HAVANA, Oct. 7 (AFP) After nine months of closure, Miguel Carmache would have liked to go to a restaurant in Havana but,
put off by the rates, he shares a bottle of tequila with his friends on the rocks. “Of course, I would like to be seated there”, said this thirty-something, indicating, a few meters from him, the terrace of the restaurant Bom Appetite, where twenty customers are happily seated on the seaside promenade. Primera and 70. “But I can’t, my salary doesn’t allow me. “
Ten days ago, bars and restaurants across much of the country, including Havana, reopened. They had been closed since January due to the pandemic.
But, after the joy of the good news, came the cold shower: exorbitant prices, which prompted many to post photos of their additions on social networks, with scandalized comments.
Employed in construction, Miguel Carcache quickly gave up and prefers to sit facing the sea with his friends. “If I earn 3,000 pesos a month ($ 125) and a beer costs 150 (six dollars), can I come here (to the restaurant?) No. It’s crazy, even in Dubai the prices aren’t that high.
– ” Shortage ” –
Sitting on the terrace of the restaurant, Cary Merlin, a 36-year-old doctor, enjoys with his friend Alexis Fernandez, also a doctor, his first outing since the reopening.
“We are well aware that there are people who cannot afford it, sometimes we cannot,” she admits. “The prices are a bit too high,” adds Alexis.
By announcing “a necessary reopening”, the Minister of Internal Trade, Betsy Diaz, underlined the “complex situation” caused by the “shortage of essential products”, and warned that “the price panorama” would be “different”.
Cuba is experiencing its worst economic crisis since 1993, as a result of the pandemic which has deprived it of tourism, its engine, and the strengthening of the US embargo.
As a result, the authorities have drastically reduced their imports, exacerbating food and drug shortages. And the monetary reform adopted in January has certainly revalued wages, but prices have risen even more.
Moraima Cabrera, 59, owner of Bom Appetite, admits: its prices “are a little high.” But “they’re not the most expensive” among the seafront restaurants, she defends herself, citing her most affordable dish, the Neapolitan pizza, which costs the equivalent of eight dollars.
The bottle of tequila that Miguel bought on the street with his friends cost him 700 pesos ($ 29). In the restaurants on the promenade, it is sold for 100 dollars, 13 less than the minimum wage.
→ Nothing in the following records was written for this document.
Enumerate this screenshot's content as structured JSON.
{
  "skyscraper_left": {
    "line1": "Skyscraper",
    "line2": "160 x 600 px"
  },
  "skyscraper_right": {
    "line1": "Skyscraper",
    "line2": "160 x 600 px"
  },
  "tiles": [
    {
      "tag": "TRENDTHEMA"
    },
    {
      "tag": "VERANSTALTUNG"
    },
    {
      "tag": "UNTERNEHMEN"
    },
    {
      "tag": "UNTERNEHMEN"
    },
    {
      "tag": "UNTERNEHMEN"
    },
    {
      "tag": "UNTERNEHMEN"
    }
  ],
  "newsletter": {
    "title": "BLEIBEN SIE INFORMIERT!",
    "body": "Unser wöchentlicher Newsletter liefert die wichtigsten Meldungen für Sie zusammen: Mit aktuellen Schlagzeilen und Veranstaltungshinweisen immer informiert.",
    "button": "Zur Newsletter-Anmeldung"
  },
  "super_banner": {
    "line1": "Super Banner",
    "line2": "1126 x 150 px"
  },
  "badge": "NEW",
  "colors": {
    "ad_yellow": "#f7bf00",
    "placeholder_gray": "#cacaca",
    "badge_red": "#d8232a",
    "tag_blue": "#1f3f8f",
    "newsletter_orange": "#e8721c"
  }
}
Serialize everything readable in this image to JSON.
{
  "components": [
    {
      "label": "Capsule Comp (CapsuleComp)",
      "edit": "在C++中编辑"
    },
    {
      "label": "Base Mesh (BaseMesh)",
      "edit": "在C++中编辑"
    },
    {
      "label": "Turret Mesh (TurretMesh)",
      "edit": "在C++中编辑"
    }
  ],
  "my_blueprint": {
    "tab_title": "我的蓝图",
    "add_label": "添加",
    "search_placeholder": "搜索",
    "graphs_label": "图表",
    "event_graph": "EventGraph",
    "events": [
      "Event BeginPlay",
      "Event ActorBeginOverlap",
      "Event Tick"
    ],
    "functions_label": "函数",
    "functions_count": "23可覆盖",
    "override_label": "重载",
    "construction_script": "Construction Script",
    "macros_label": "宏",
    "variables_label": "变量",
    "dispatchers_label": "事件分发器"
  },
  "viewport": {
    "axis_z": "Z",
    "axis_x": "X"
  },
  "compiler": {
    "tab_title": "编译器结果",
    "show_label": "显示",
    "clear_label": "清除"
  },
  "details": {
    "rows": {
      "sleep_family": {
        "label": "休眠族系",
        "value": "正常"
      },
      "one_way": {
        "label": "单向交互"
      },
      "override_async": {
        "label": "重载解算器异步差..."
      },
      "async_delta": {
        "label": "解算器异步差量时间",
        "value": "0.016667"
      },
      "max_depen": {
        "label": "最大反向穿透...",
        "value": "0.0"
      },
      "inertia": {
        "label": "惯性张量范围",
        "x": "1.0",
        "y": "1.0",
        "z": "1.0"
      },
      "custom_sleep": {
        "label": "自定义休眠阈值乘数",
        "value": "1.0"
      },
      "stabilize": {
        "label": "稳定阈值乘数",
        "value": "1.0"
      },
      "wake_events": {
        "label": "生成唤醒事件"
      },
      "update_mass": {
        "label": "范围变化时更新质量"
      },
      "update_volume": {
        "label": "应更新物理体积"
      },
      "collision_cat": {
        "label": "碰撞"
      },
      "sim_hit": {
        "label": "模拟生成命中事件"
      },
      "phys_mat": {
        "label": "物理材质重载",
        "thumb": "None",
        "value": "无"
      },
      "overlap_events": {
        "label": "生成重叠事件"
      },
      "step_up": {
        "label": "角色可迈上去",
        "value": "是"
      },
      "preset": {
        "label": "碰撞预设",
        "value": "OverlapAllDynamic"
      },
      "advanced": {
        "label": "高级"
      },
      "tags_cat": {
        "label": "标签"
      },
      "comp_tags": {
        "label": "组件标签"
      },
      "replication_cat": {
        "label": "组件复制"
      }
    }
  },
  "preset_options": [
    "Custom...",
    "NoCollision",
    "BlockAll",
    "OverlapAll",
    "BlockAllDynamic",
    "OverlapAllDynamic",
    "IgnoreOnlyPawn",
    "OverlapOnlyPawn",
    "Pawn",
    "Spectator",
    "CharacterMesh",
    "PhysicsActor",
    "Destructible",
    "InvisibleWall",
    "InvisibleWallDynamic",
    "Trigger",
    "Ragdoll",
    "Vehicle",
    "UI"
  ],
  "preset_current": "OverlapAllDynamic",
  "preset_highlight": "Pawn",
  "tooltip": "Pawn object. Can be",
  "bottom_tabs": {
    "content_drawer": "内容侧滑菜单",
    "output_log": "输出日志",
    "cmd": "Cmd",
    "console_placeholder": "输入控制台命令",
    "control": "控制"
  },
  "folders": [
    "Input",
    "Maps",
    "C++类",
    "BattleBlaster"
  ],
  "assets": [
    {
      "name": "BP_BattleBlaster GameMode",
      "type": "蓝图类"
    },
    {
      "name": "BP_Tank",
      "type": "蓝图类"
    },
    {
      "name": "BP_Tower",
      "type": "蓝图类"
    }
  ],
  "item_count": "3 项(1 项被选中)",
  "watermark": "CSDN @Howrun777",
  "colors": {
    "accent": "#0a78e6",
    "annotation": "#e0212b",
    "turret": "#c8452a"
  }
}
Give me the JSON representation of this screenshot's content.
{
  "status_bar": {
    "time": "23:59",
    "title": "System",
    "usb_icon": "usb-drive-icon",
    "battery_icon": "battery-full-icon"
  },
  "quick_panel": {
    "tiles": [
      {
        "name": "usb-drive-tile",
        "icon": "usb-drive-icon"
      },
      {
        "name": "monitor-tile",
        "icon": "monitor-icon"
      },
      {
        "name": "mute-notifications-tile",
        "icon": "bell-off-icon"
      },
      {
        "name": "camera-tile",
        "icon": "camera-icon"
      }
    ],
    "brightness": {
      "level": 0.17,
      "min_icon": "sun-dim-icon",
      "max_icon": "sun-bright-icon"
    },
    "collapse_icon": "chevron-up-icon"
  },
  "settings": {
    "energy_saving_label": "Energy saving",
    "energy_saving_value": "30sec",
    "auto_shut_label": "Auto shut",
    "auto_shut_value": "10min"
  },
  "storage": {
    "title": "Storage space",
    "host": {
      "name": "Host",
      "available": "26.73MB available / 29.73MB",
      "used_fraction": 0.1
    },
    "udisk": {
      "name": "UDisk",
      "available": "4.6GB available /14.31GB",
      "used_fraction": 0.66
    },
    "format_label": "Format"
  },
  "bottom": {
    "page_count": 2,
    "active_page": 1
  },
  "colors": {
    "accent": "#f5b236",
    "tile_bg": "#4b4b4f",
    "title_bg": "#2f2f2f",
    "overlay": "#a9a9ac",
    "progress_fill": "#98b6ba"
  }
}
And “prices (…) are changing every day, unfortunately”, so “if today the price (of pork) goes up, tomorrow I have to increase my prices”, explains Moraima.
– Pork, a luxury product –
According to official figures, pork, a typical dish in restaurants on the island, has seen its price skyrocket over the past two years from 35 to 130 pesos per pound, a price now inaccessible to most Cubans.
It has become “a premium food,” economist Pedro Monreal quipped recently on Twitter.
In addition to the shortages, the owners of bars and restaurants are faced with a monetary puzzle: to obtain raw materials, they have to import them in foreign currency or buy them in wholesale stores, where it is inevitably necessary to pay by card in currency. freely convertible (MLC, indexed to the dollar).
However, dollars cannot be found in banks and exchange offices.
“We have to go get the dollars on the black market” where they are sold for 65 pesos per unit, against an official rate of 24, and “then sell in national currency at a high price”, otherwise “we will not get away with it. not, ”admits Arturo Sanchez, 26, owner of a bar.
Enough to boost inflation, expected to be between 400 and 500% this year.
The only hope on the horizon: the reopening, from November 15 to foreign tourists, who will be able to pay.
“We are all counting the days until then,” says Moraima.